Provided data

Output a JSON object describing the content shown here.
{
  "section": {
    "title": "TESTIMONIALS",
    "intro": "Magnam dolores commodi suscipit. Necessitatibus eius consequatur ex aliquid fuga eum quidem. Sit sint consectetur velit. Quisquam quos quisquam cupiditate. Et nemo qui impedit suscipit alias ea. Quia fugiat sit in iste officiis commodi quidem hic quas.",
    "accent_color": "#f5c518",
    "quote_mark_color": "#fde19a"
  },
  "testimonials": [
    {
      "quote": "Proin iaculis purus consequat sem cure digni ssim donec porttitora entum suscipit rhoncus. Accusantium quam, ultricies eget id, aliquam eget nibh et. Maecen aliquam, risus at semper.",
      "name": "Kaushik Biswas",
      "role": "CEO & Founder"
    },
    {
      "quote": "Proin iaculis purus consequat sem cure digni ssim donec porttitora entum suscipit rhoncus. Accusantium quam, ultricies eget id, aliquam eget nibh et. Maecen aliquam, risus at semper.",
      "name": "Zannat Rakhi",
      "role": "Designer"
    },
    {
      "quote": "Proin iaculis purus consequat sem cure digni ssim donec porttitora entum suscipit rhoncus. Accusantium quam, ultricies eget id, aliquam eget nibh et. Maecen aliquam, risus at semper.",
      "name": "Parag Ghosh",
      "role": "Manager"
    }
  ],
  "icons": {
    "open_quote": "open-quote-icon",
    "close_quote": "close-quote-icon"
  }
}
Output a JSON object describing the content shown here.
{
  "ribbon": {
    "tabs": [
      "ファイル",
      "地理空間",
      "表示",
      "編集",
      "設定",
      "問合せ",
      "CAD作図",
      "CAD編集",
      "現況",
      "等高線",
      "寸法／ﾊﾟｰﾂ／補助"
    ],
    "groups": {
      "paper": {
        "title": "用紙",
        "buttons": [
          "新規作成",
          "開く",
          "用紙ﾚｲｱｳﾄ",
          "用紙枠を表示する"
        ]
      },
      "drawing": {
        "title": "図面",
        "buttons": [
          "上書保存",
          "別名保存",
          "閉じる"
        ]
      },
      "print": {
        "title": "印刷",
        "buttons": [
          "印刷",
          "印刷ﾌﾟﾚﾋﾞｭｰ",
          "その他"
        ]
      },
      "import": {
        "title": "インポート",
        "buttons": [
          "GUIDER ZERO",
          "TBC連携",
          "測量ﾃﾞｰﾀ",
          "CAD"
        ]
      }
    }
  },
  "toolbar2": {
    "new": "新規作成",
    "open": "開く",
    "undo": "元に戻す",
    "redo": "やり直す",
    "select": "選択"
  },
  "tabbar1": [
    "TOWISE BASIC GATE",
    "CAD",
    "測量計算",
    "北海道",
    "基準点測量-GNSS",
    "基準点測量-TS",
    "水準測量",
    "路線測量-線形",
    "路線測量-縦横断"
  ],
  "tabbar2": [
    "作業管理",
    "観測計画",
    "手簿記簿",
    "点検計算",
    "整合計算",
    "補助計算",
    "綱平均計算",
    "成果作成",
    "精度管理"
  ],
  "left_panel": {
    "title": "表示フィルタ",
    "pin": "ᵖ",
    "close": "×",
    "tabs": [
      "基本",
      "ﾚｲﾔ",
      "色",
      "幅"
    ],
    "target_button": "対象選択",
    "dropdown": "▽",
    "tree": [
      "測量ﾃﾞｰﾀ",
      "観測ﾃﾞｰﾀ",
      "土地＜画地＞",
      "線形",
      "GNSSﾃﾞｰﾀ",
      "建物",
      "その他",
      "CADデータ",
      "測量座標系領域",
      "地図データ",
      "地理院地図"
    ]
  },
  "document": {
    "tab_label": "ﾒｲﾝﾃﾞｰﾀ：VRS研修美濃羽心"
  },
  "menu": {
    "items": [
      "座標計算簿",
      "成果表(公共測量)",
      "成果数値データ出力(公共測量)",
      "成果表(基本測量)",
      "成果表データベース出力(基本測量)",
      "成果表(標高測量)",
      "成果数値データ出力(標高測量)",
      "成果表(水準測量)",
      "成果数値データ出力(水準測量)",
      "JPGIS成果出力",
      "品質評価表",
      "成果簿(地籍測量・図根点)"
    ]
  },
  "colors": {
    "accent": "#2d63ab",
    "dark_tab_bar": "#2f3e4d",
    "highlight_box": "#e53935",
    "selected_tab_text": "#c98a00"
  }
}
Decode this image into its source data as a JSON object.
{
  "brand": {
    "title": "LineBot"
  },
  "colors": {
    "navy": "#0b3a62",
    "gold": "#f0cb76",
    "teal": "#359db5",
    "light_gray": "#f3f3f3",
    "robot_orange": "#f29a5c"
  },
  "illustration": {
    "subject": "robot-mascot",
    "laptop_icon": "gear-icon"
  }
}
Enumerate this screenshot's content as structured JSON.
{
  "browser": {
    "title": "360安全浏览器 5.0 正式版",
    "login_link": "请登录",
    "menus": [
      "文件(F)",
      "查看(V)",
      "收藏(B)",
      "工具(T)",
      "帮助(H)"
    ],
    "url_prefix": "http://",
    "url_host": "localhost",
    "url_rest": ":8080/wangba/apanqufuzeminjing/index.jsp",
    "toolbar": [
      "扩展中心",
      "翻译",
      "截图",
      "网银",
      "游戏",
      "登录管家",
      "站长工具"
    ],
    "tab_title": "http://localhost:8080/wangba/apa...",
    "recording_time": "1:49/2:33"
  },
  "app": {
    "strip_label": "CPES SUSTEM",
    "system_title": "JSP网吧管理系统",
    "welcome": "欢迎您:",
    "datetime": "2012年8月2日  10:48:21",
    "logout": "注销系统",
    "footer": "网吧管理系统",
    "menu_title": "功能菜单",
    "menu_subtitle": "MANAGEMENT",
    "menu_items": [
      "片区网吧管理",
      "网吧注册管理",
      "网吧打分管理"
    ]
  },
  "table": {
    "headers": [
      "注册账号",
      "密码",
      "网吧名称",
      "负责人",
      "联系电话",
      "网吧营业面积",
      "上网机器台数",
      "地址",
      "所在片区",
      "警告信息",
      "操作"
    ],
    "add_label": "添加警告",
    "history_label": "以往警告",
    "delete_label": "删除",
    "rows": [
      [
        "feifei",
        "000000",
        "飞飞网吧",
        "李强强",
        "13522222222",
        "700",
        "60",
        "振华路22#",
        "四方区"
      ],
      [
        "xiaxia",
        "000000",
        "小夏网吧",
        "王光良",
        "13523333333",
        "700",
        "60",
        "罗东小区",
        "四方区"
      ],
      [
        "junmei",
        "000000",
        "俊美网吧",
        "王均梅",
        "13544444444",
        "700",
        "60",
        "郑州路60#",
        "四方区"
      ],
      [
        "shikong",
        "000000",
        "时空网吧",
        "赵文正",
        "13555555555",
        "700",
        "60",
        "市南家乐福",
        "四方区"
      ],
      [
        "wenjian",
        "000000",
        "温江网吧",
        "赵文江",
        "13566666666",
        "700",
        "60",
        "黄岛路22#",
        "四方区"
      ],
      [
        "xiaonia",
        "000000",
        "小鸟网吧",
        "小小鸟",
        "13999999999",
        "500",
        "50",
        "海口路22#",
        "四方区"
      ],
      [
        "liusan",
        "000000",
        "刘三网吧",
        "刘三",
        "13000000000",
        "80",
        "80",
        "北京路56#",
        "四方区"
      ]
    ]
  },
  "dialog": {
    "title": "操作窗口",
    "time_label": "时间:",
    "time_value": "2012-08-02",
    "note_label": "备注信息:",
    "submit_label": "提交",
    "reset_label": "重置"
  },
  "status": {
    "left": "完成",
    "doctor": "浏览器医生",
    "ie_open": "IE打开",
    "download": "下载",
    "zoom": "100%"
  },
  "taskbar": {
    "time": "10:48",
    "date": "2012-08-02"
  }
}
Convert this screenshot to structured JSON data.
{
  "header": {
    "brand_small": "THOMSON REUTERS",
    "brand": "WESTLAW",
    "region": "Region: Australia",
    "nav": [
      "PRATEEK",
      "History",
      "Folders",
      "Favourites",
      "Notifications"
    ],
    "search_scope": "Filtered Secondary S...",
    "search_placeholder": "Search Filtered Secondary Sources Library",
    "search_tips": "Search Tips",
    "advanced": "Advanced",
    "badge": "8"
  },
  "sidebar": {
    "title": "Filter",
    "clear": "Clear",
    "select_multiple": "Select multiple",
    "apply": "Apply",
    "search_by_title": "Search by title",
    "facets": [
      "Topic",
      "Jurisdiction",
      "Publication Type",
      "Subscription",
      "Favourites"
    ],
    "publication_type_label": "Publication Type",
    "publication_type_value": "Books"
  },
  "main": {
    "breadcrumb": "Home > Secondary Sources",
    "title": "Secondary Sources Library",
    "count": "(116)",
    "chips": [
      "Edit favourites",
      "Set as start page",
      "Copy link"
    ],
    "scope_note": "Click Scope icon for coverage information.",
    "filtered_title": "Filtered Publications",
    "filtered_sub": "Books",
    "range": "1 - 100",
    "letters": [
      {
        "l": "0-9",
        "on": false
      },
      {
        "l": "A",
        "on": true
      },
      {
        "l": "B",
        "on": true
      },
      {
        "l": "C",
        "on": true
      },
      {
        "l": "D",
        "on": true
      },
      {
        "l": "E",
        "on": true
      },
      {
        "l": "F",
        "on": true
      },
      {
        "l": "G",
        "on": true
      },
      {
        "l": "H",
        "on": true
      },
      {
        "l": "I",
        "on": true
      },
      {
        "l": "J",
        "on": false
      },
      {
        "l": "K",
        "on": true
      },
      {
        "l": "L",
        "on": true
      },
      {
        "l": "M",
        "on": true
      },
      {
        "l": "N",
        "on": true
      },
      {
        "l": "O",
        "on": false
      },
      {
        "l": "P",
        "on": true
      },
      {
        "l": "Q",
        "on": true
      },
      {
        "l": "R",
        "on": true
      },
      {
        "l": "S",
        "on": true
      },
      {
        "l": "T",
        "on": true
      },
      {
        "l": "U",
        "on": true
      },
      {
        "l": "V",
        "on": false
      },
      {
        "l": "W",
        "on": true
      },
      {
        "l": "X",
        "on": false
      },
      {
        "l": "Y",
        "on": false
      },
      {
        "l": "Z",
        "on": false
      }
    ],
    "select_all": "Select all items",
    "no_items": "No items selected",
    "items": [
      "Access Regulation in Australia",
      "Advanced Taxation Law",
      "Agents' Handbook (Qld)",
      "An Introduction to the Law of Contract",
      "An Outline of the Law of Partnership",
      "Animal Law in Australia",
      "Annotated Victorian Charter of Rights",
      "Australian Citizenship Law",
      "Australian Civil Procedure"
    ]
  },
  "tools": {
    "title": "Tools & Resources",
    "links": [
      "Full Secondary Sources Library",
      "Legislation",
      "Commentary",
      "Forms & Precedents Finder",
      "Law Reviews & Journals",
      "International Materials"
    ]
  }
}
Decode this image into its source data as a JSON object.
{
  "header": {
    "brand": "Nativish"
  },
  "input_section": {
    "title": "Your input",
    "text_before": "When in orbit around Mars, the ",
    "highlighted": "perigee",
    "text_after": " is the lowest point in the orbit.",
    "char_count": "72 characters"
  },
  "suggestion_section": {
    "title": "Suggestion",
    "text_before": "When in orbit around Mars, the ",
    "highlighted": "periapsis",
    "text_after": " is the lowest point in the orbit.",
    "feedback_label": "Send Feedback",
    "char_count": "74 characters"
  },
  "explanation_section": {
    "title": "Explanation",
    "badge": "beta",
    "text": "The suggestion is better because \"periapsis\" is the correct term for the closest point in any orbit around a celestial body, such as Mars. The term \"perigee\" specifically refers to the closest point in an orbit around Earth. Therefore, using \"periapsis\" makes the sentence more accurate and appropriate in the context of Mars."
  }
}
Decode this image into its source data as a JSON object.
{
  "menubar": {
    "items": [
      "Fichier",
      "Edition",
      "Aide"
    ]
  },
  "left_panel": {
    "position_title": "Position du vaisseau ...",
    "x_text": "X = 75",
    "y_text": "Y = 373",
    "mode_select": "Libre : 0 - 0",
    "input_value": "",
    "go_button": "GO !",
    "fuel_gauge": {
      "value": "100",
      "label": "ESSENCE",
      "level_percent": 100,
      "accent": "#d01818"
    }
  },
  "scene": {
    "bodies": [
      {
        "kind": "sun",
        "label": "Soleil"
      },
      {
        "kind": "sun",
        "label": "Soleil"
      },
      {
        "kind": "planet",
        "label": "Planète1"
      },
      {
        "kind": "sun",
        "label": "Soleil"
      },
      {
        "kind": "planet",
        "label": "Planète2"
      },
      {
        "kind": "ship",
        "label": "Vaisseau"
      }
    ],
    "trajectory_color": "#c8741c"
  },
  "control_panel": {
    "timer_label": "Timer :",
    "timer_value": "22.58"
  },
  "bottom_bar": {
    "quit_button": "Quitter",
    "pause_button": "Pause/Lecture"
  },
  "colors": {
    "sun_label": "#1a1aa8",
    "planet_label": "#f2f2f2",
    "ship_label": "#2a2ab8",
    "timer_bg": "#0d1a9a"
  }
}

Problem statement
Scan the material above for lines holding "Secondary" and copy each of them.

Solution to this task
    "search_scope": "Filtered Secondary S...",
    "search_placeholder": "Search Filtered Secondary Sources Library",
    "breadcrumb": "Home > Secondary Sources",
    "title": "Secondary Sources Library",
      "Full Secondary Sources Library",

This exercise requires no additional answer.